Summer is here and I’m getting a lot of questions about ceiling fans. Here are the top five.
1. What size should my ceiling fan be?
Choosing the right size ceiling fan for any room is important otherwise it won’t cool your room, which is the reason you installed it. As a rule, the bigger the room, the bigger the fan needs to be. Each manufacturer has various recommendations. Plus the shape of your room, the amount of windows, furniture placement and how cool you want it to be are factors in determining the size.
The American Lighting Association offers these general guidelines. Rooms as big as 75 square feet should have a 29-36-inch fan. Medium-sized rooms as big as 144 square feet should have 36-42-inch fans. For rooms as big as 225 square feet you’d want a fan that is 50-54 inches; anything bigger and you should look for a 60-inch fan or consider using two fans.

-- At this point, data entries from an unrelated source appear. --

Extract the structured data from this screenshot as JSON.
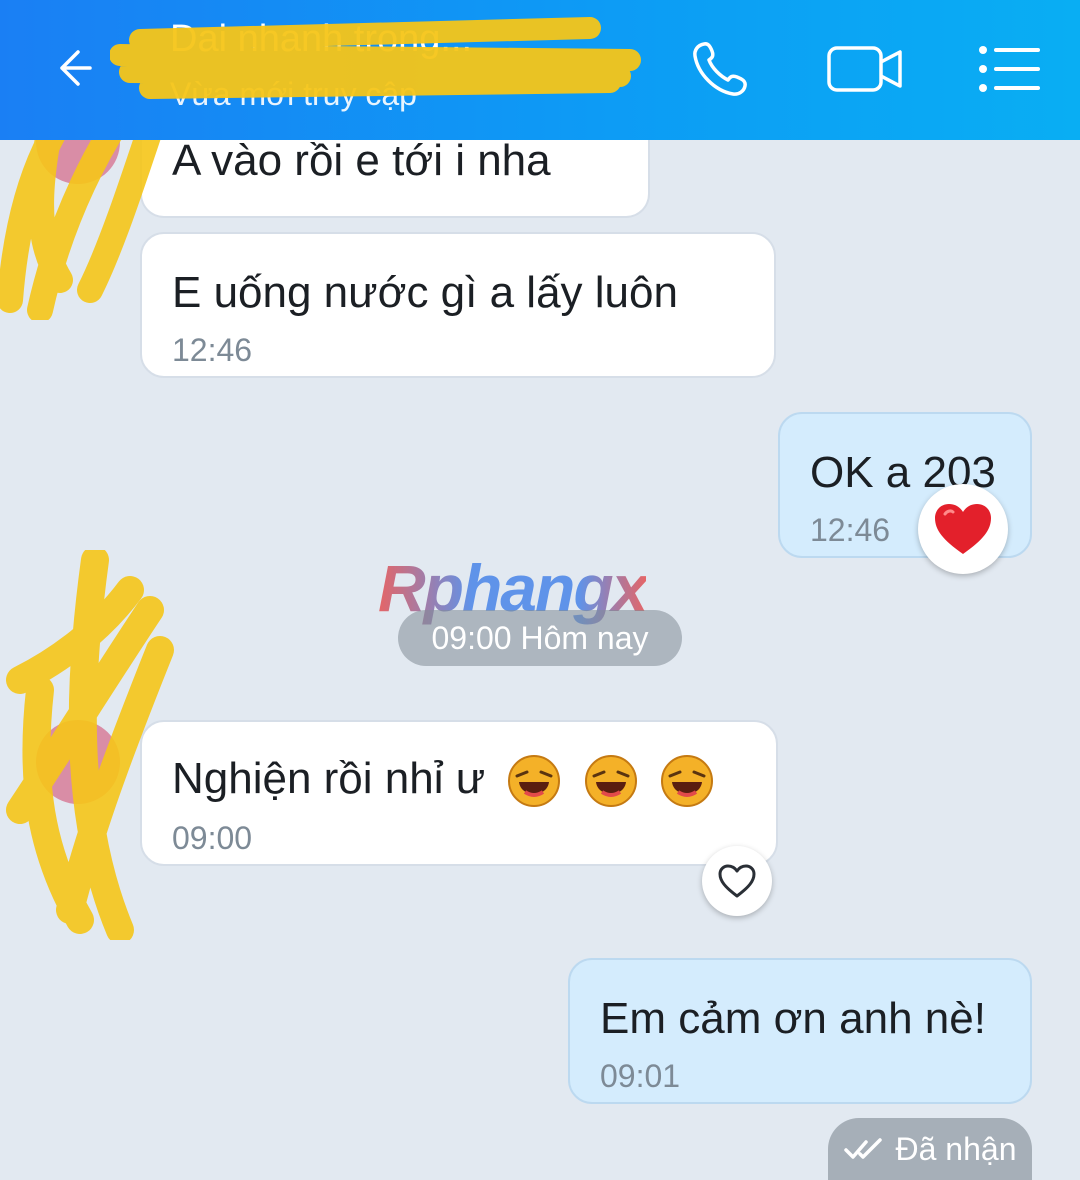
{
  "header": {
    "contact_name": "Dai nhanh trong...",
    "status": "Vừa mới truy cập",
    "background": "#1a7ff4"
  },
  "messages": [
    {
      "text": "A vào  rồi  e tới  i nha",
      "direction": "in"
    },
    {
      "text": "E uống nước  gì  a lấy  luôn",
      "time": "12:46",
      "direction": "in"
    },
    {
      "text": "OK a 203",
      "time": "12:46",
      "direction": "out",
      "reaction": "heart-emoji"
    },
    {
      "text": "Nghiện  rồi  nhỉ  ư",
      "time": "09:00",
      "direction": "in",
      "emoji": [
        "laughing-face-icon",
        "laughing-face-icon",
        "laughing-face-icon"
      ]
    },
    {
      "text": "Em cảm ơn anh nè!",
      "time": "09:01",
      "direction": "out"
    }
  ],
  "date_divider": "09:00 Hôm nay",
  "watermark": "Rphangx",
  "status_label": "Đã nhận",
  "colors": {
    "outgoing_bubble": "#d4ecfd",
    "incoming_bubble": "#ffffff",
    "chat_background": "#e2e9f1",
    "scribble": "#f5c518"
  }
}
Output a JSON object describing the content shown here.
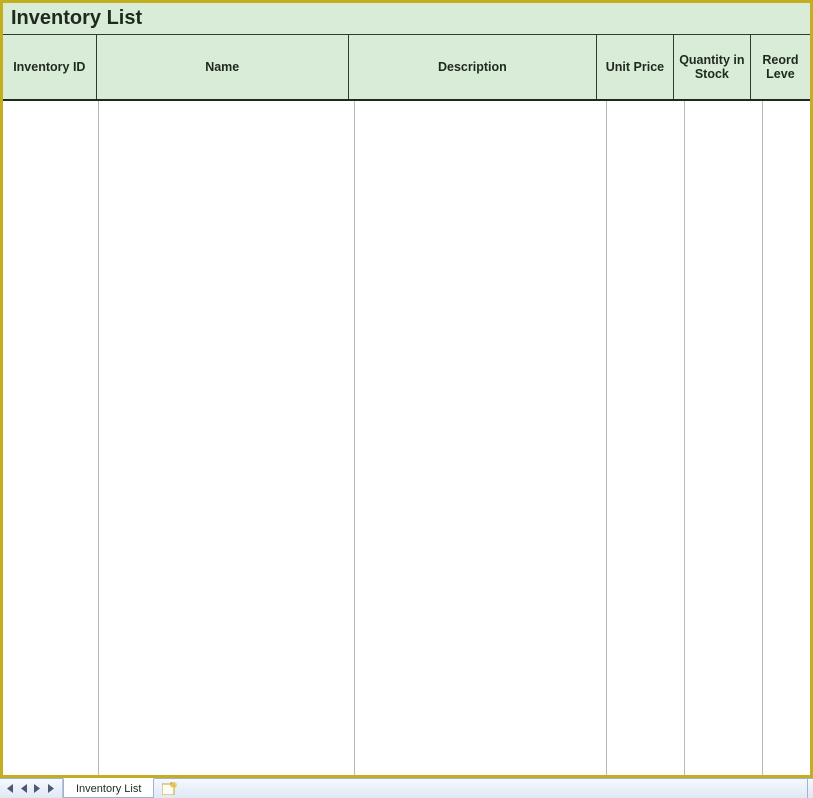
{
  "header": {
    "title": "Inventory List"
  },
  "columns": {
    "inventory_id": "Inventory ID",
    "name": "Name",
    "description": "Description",
    "unit_price": "Unit Price",
    "quantity_in_stock": "Quantity in Stock",
    "reorder_level": "Reord Leve"
  },
  "rows": [],
  "tabs": {
    "active": "Inventory List"
  }
}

2. What size downrod should I use?
Most fans come with a standard downrod of 3-5 inches, but larger lengths can be purchased if you have a higher ceiling. In general, you want to mount the fan 8-9 feet off the floor. For ceilings more than 15 feet, look for a fan that is specifically designed for that height. Manufacturers do make more powerful and sturdy fans for tall ceilings.
If the price is more than you budgeted, consider a decorative standing fan. You’d really only be able to run a standard fan on the low speed so that the fan maintains some stability. If you decide to mount it high, I’ve found that it doesn’t give you the air circulation you need to cool the room. It’s there for more decorative purposes.
If you have a ceiling less than 8 feet, consider a hugger or low-profile fan that mounts directly onto the ceiling. It will not move as much air as a regular fan because it is closer to the ceiling, but it will still make a difference in your room.
3. Do I have to match the exact finish on the fan to my room?
No, it doesn’t have to match, but the style as well as the finish on the housing and blades should coordinate with your room’s décor. Ceiling fans are a very visible item in your room and have really become more of a design element versus just a functional appliance. So if you have a contemporary style, look for a brushed nickel, steel, pewter or chrome housing with wood-colored blades that are similar to your woods. They also have stainless blades, which are fun.
If you have a traditional style, consider polished and antique brass, or even oil-rubbed bronze for the housing with a dark-wood blade. You can see that the stainless wouldn’t work in a traditional setting or polished brass in contemporary.
4. What kind of light fixture should I use and do I need one?
You don’t have to have a light kit on your fan, but I feel there can never be enough light and most people don’t have enough. The light kit on a ceiling fan is used more as general lighting versus a specific function, except when it’s over a table or work area. The light kit should match the style of your fan and room.
Personally I like the bowl-style light since I don’t like to see the bulbs. A simple bowl light kit can be used in any style décor, whereas you do have to be selective with glass shades since most have a distinctive style, leaning more traditional and country.
If you have a high ceiling, look for a fan that also has an uplight; it adds a nice accent effect.
5. What direction should my fan spin?
Although this is not a decorating question, it’s a good one. If you want to cool down the room, the fan needs to run in a counterclockwise direction. This forces the air down, giving you a cooler feeling from what is called “the wind chill effect,” which can actually make you feel 8 degrees Fahrenheit cooler. The faster the speed, the cooler you’ll feel.
And yes, you can use your ceiling fans in the winter as the reverse direction will pull cool air up to the ceiling, mixing it with your warmer air and distributing it back down into the room. Will it heat up your room? Probably not, but it will take the chill out.
Happy summer and stay cool.
Gail Mayhugh, owner of GMJ Interiors, is a professional interior designer and author of a book on the subject. Questions may be sent by e-mail to: firstname.lastname@example.org. Or, mail to: 7380 S. Eastern Ave., No. 124-272, Las Vegas, NV 89123. Her Web address is: www.GMJinteriors.com.